● **Data in this exercise**:
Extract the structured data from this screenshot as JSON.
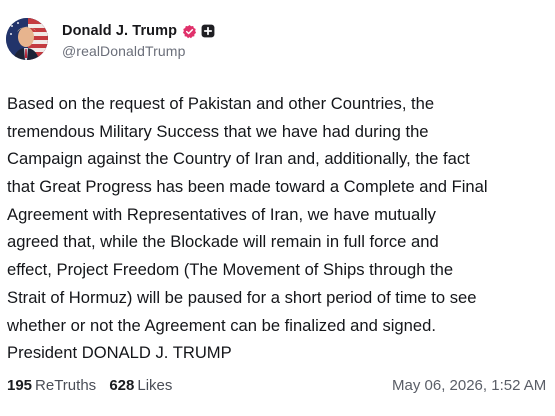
{
  "author": {
    "display_name": "Donald J. Trump",
    "handle": "@realDonaldTrump"
  },
  "icons": {
    "avatar": "profile-avatar",
    "verified": "verified-badge-icon",
    "plus": "plus-badge-icon"
  },
  "colors": {
    "verified": "#e0306a",
    "plus_badge": "#1f1f23"
  },
  "post": {
    "lines": [
      "Based on the request of Pakistan and other Countries, the",
      "tremendous Military Success that we have had during the",
      "Campaign against the Country of Iran and, additionally, the fact",
      "that Great Progress has been made toward a Complete and Final",
      "Agreement with Representatives of Iran, we have mutually",
      "agreed that, while the Blockade will remain in full force and",
      "effect, Project Freedom (The Movement of Ships through the",
      "Strait of Hormuz) will be paused for a short period of time to see",
      "whether or not the Agreement can be finalized and signed.",
      "President DONALD J. TRUMP"
    ]
  },
  "stats": {
    "retruths_count": "195",
    "retruths_label": "ReTruths",
    "likes_count": "628",
    "likes_label": "Likes"
  },
  "timestamp": "May 06, 2026, 1:52 AM"
}
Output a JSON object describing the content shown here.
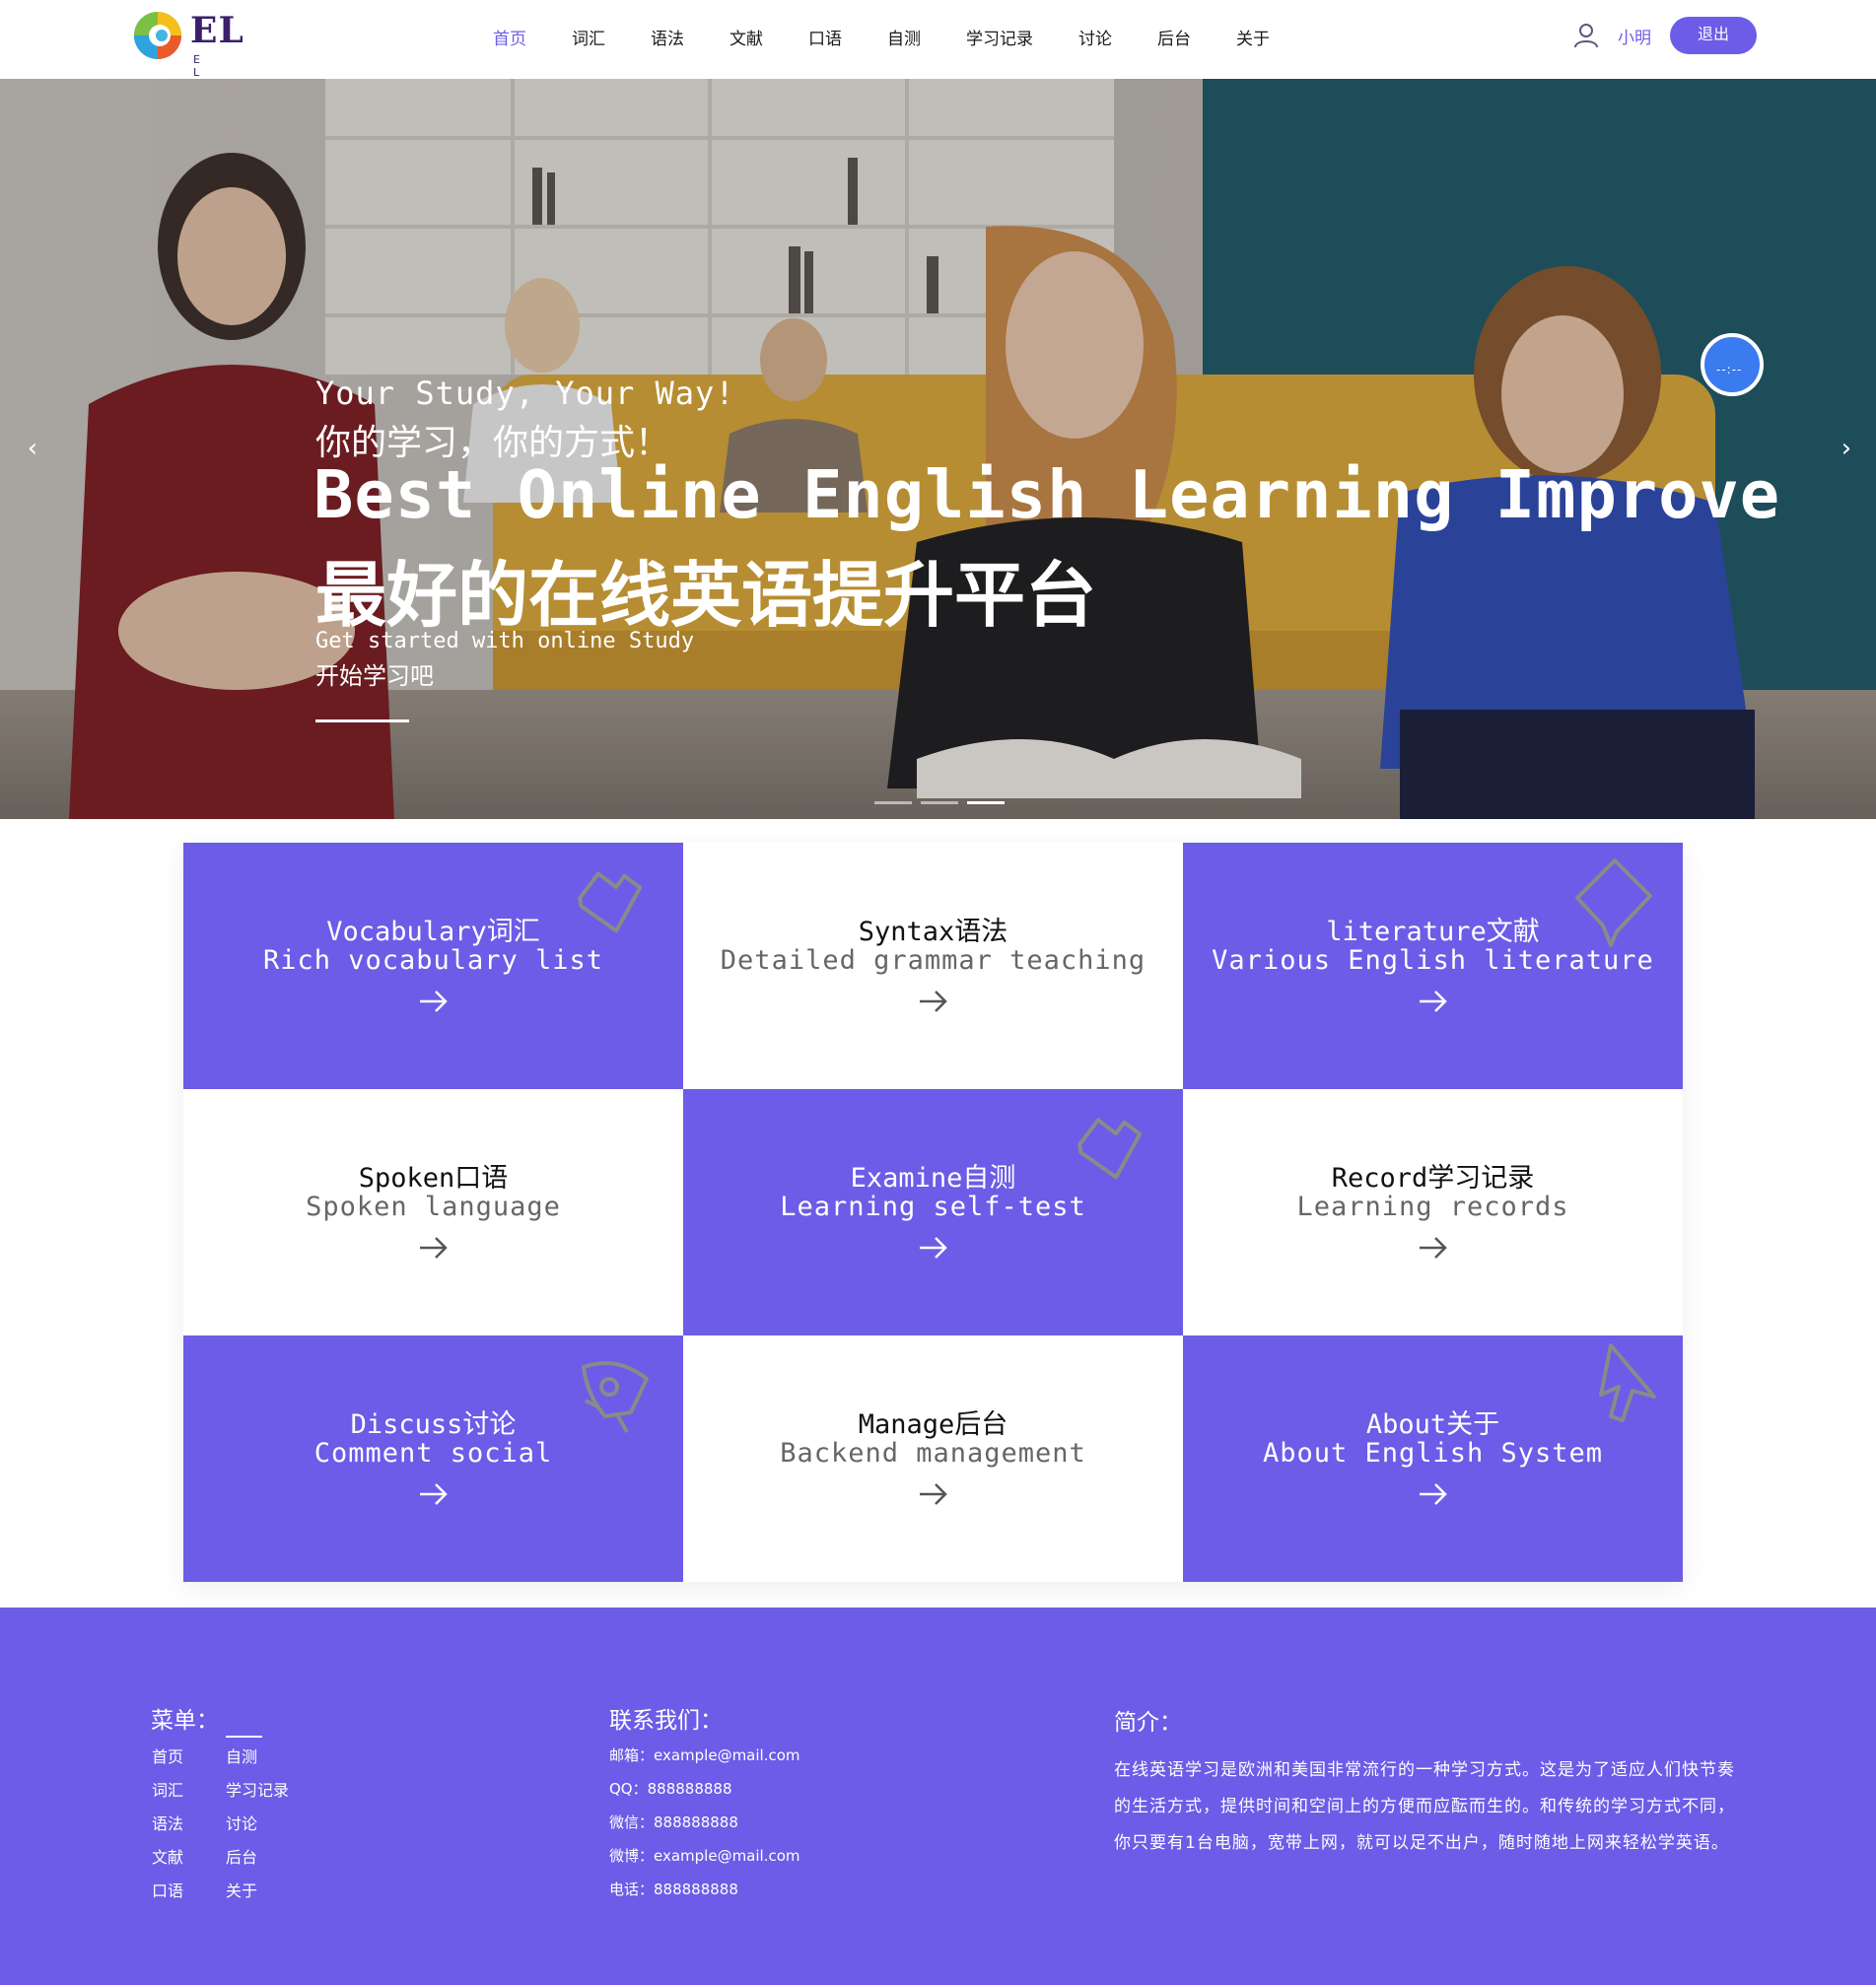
{
  "header": {
    "logo_text": "EL",
    "logo_sub": "E L",
    "nav": [
      {
        "label": "首页",
        "active": true
      },
      {
        "label": "词汇"
      },
      {
        "label": "语法"
      },
      {
        "label": "文献"
      },
      {
        "label": "口语"
      },
      {
        "label": "自测"
      },
      {
        "label": "学习记录"
      },
      {
        "label": "讨论"
      },
      {
        "label": "后台"
      },
      {
        "label": "关于"
      }
    ],
    "user_name": "小明",
    "logout_label": "退出"
  },
  "hero": {
    "line1": "Your Study, Your Way!",
    "line2": "你的学习，你的方式！",
    "title_en": "Best Online English Learning Improve",
    "title_zh": "最好的在线英语提升平台",
    "sub_en": "Get started with online Study",
    "sub_zh": "开始学习吧",
    "prev_arrow": "‹",
    "next_arrow": "›",
    "badge_text": "--:--",
    "slide_count": 3,
    "active_slide": 3
  },
  "cards": [
    {
      "title": "Vocabulary词汇",
      "subtitle": "Rich vocabulary list",
      "style": "purple",
      "icon": "tag-icon"
    },
    {
      "title": "Syntax语法",
      "subtitle": "Detailed grammar teaching",
      "style": "white"
    },
    {
      "title": "literature文献",
      "subtitle": "Various English literature",
      "style": "purple",
      "icon": "label-tag-icon"
    },
    {
      "title": "Spoken口语",
      "subtitle": "Spoken language",
      "style": "white"
    },
    {
      "title": "Examine自测",
      "subtitle": "Learning self-test",
      "style": "purple",
      "icon": "tag-icon"
    },
    {
      "title": "Record学习记录",
      "subtitle": "Learning records",
      "style": "white"
    },
    {
      "title": "Discuss讨论",
      "subtitle": "Comment social",
      "style": "purple",
      "icon": "rocket-icon"
    },
    {
      "title": "Manage后台",
      "subtitle": "Backend management",
      "style": "white"
    },
    {
      "title": "About关于",
      "subtitle": "About English System",
      "style": "purple",
      "icon": "cursor-icon"
    }
  ],
  "footer": {
    "menu_title": "菜单：",
    "menu_left": [
      "首页",
      "词汇",
      "语法",
      "文献",
      "口语"
    ],
    "menu_right": [
      "自测",
      "学习记录",
      "讨论",
      "后台",
      "关于"
    ],
    "contact_title": "联系我们：",
    "contacts": [
      "邮箱：example@mail.com",
      "QQ：888888888",
      "微信：888888888",
      "微博：example@mail.com",
      "电话：888888888"
    ],
    "intro_title": "简介：",
    "intro_text": "在线英语学习是欧洲和美国非常流行的一种学习方式。这是为了适应人们快节奏的生活方式，提供时间和空间上的方便而应酝而生的。和传统的学习方式不同，你只要有1台电脑，宽带上网，就可以足不出户，随时随地上网来轻松学英语。"
  },
  "colors": {
    "accent": "#6c5ce7",
    "white": "#ffffff",
    "text_dark": "#111111",
    "text_gray": "#666666"
  }
}
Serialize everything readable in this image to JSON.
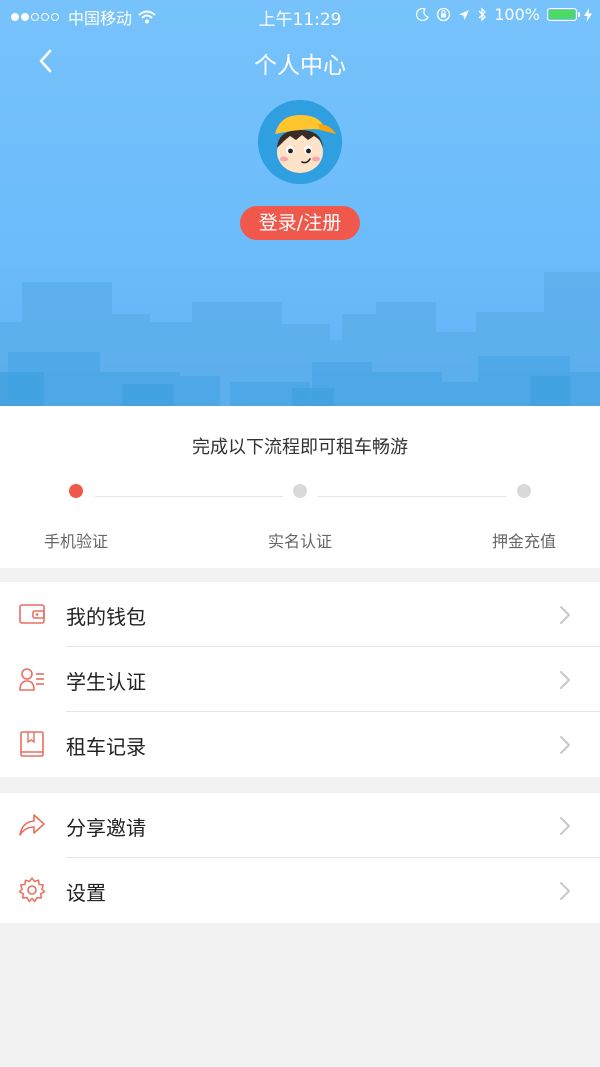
{
  "status_bar": {
    "carrier": "中国移动",
    "time": "上午11:29",
    "battery_pct": "100%",
    "battery_level": 1.0
  },
  "header": {
    "title": "个人中心",
    "login_label": "登录/注册"
  },
  "progress": {
    "title": "完成以下流程即可租车畅游",
    "steps": [
      {
        "label": "手机验证",
        "active": true
      },
      {
        "label": "实名认证",
        "active": false
      },
      {
        "label": "押金充值",
        "active": false
      }
    ]
  },
  "menu": {
    "group1": [
      {
        "label": "我的钱包",
        "icon": "wallet-icon"
      },
      {
        "label": "学生认证",
        "icon": "student-id-icon"
      },
      {
        "label": "租车记录",
        "icon": "record-book-icon"
      }
    ],
    "group2": [
      {
        "label": "分享邀请",
        "icon": "share-icon"
      },
      {
        "label": "设置",
        "icon": "settings-gear-icon"
      }
    ]
  },
  "colors": {
    "header_blue": "#6cbcfb",
    "accent_red": "#f0584c",
    "icon_red": "#ea6e60",
    "inactive_dot": "#d9d9d9"
  }
}
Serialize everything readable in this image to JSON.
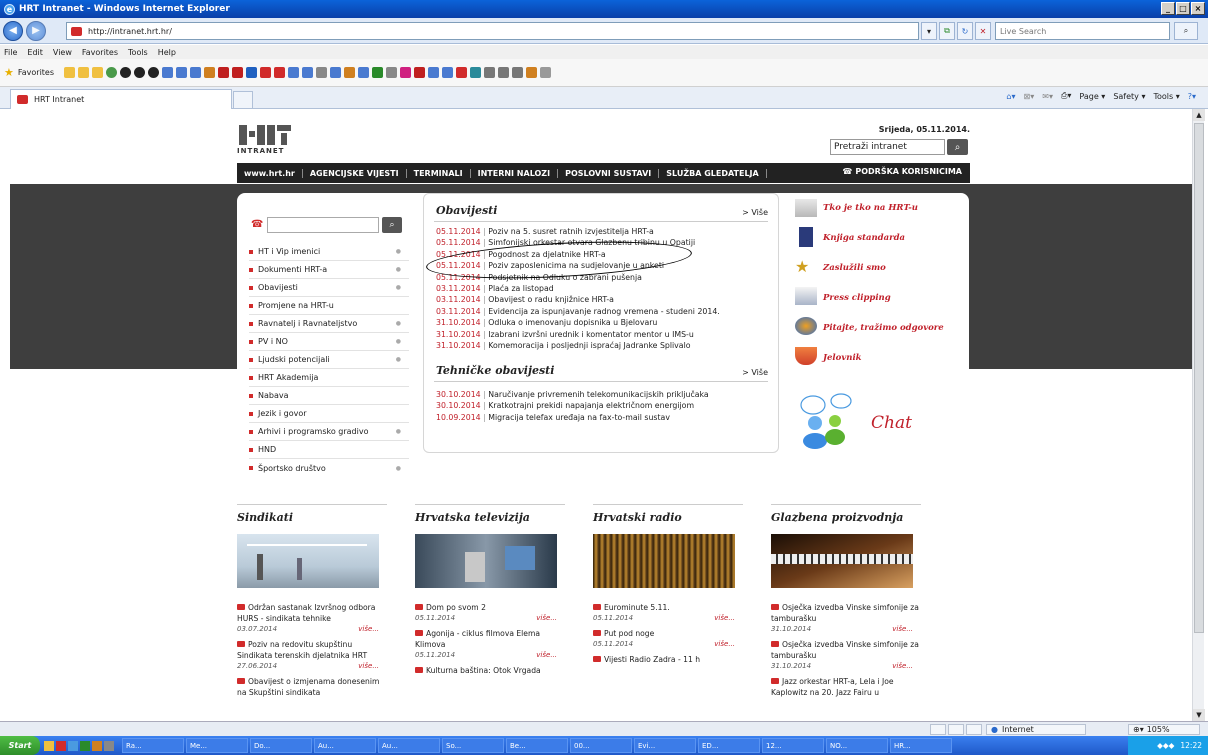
{
  "browser": {
    "title": "HRT Intranet - Windows Internet Explorer",
    "url": "http://intranet.hrt.hr/",
    "live_search_placeholder": "Live Search",
    "menu": [
      "File",
      "Edit",
      "View",
      "Favorites",
      "Tools",
      "Help"
    ],
    "favorites_label": "Favorites",
    "tab_title": "HRT Intranet",
    "command_bar": [
      "Page ▾",
      "Safety ▾",
      "Tools ▾"
    ],
    "status_zone": "Internet",
    "zoom": "105%"
  },
  "header": {
    "logo_text": "INTRANET",
    "date": "Srijeda, 05.11.2014.",
    "search_value": "Pretraži intranet",
    "nav": [
      "www.hrt.hr",
      "AGENCIJSKE VIJESTI",
      "TERMINALI",
      "INTERNI NALOZI",
      "POSLOVNI SUSTAVI",
      "SLUŽBA GLEDATELJA"
    ],
    "support": "PODRŠKA KORISNICIMA"
  },
  "sidenav": [
    "HT i Vip imenici",
    "Dokumenti HRT-a",
    "Obavijesti",
    "Promjene na HRT-u",
    "Ravnatelj i Ravnateljstvo",
    "PV i NO",
    "Ljudski potencijali",
    "HRT Akademija",
    "Nabava",
    "Jezik i govor",
    "Arhivi i programsko gradivo",
    "HND",
    "Športsko društvo"
  ],
  "obavijesti": {
    "title": "Obavijesti",
    "more": "> Više",
    "items": [
      {
        "date": "05.11.2014",
        "text": "Poziv na 5. susret ratnih izvjestitelja HRT-a"
      },
      {
        "date": "05.11.2014",
        "text": "Simfonijski orkestar otvara Glazbenu tribinu u Opatiji"
      },
      {
        "date": "05.11.2014",
        "text": "Pogodnost za djelatnike HRT-a"
      },
      {
        "date": "05.11.2014",
        "text": "Poziv zaposlenicima na sudjelovanje u anketi"
      },
      {
        "date": "05.11.2014",
        "text": "Podsjetnik na Odluku o zabrani pušenja"
      },
      {
        "date": "03.11.2014",
        "text": "Plaća za listopad"
      },
      {
        "date": "03.11.2014",
        "text": "Obavijest o radu knjižnice HRT-a"
      },
      {
        "date": "03.11.2014",
        "text": "Evidencija za ispunjavanje radnog vremena - studeni 2014."
      },
      {
        "date": "31.10.2014",
        "text": "Odluka o imenovanju dopisnika u Bjelovaru"
      },
      {
        "date": "31.10.2014",
        "text": "Izabrani izvršni urednik i komentator mentor u IMS-u"
      },
      {
        "date": "31.10.2014",
        "text": "Komemoracija i posljednji ispraćaj Jadranke Splivalo"
      }
    ]
  },
  "tehnicke": {
    "title": "Tehničke obavijesti",
    "more": "> Više",
    "items": [
      {
        "date": "30.10.2014",
        "text": "Naručivanje privremenih telekomunikacijskih priključaka"
      },
      {
        "date": "30.10.2014",
        "text": "Kratkotrajni prekidi napajanja električnom energijom"
      },
      {
        "date": "10.09.2014",
        "text": "Migracija telefax uređaja na fax-to-mail sustav"
      }
    ]
  },
  "rightlinks": [
    "Tko je tko na HRT-u",
    "Knjiga standarda",
    "Zaslužili smo",
    "Press clipping",
    "Pitajte, tražimo odgovore",
    "Jelovnik"
  ],
  "chat": "Chat",
  "sections": [
    {
      "title": "Sindikati",
      "items": [
        {
          "text": "Održan sastanak Izvršnog odbora HURS - sindikata tehnike",
          "date": "03.07.2014",
          "more": "više..."
        },
        {
          "text": "Poziv na redovitu skupštinu Sindikata terenskih djelatnika HRT",
          "date": "27.06.2014",
          "more": "više..."
        },
        {
          "text": "Obavijest o izmjenama donesenim na Skupštini sindikata",
          "date": "",
          "more": ""
        }
      ]
    },
    {
      "title": "Hrvatska televizija",
      "items": [
        {
          "text": "Dom po svom 2",
          "date": "05.11.2014",
          "more": "više..."
        },
        {
          "text": "Agonija - ciklus filmova Elema Klimova",
          "date": "05.11.2014",
          "more": "više..."
        },
        {
          "text": "Kulturna baština: Otok Vrgada",
          "date": "",
          "more": ""
        }
      ]
    },
    {
      "title": "Hrvatski radio",
      "items": [
        {
          "text": "Eurominute 5.11.",
          "date": "05.11.2014",
          "more": "više..."
        },
        {
          "text": "Put pod noge",
          "date": "05.11.2014",
          "more": "više..."
        },
        {
          "text": "Vijesti Radio Zadra - 11 h",
          "date": "",
          "more": ""
        }
      ]
    },
    {
      "title": "Glazbena proizvodnja",
      "items": [
        {
          "text": "Osječka izvedba Vinske simfonije za tamburašku",
          "date": "31.10.2014",
          "more": "više..."
        },
        {
          "text": "Osječka izvedba Vinske simfonije za tamburašku",
          "date": "31.10.2014",
          "more": "više..."
        },
        {
          "text": "Jazz orkestar HRT-a, Lela i Joe Kaplowitz na 20. Jazz Fairu u",
          "date": "",
          "more": ""
        }
      ]
    }
  ],
  "taskbar": {
    "start": "Start",
    "buttons": [
      "Ra...",
      "Me...",
      "Do...",
      "Au...",
      "Au...",
      "So...",
      "Be...",
      "00...",
      "Evi...",
      "ED...",
      "12...",
      "NO...",
      "HR..."
    ],
    "clock": "12:22"
  }
}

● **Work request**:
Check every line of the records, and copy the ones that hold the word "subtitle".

● **Exercise response**:
      "subtitle": "Rich vocabulary list",
      "subtitle": "Detailed grammar teaching",
      "subtitle": "Various English literature",
      "subtitle": "Spoken language",
      "subtitle": "Learning self-test",
      "subtitle": "Learning records",
      "subtitle": "Comment social",
      "subtitle": "Backend management",
      "subtitle": "About English System",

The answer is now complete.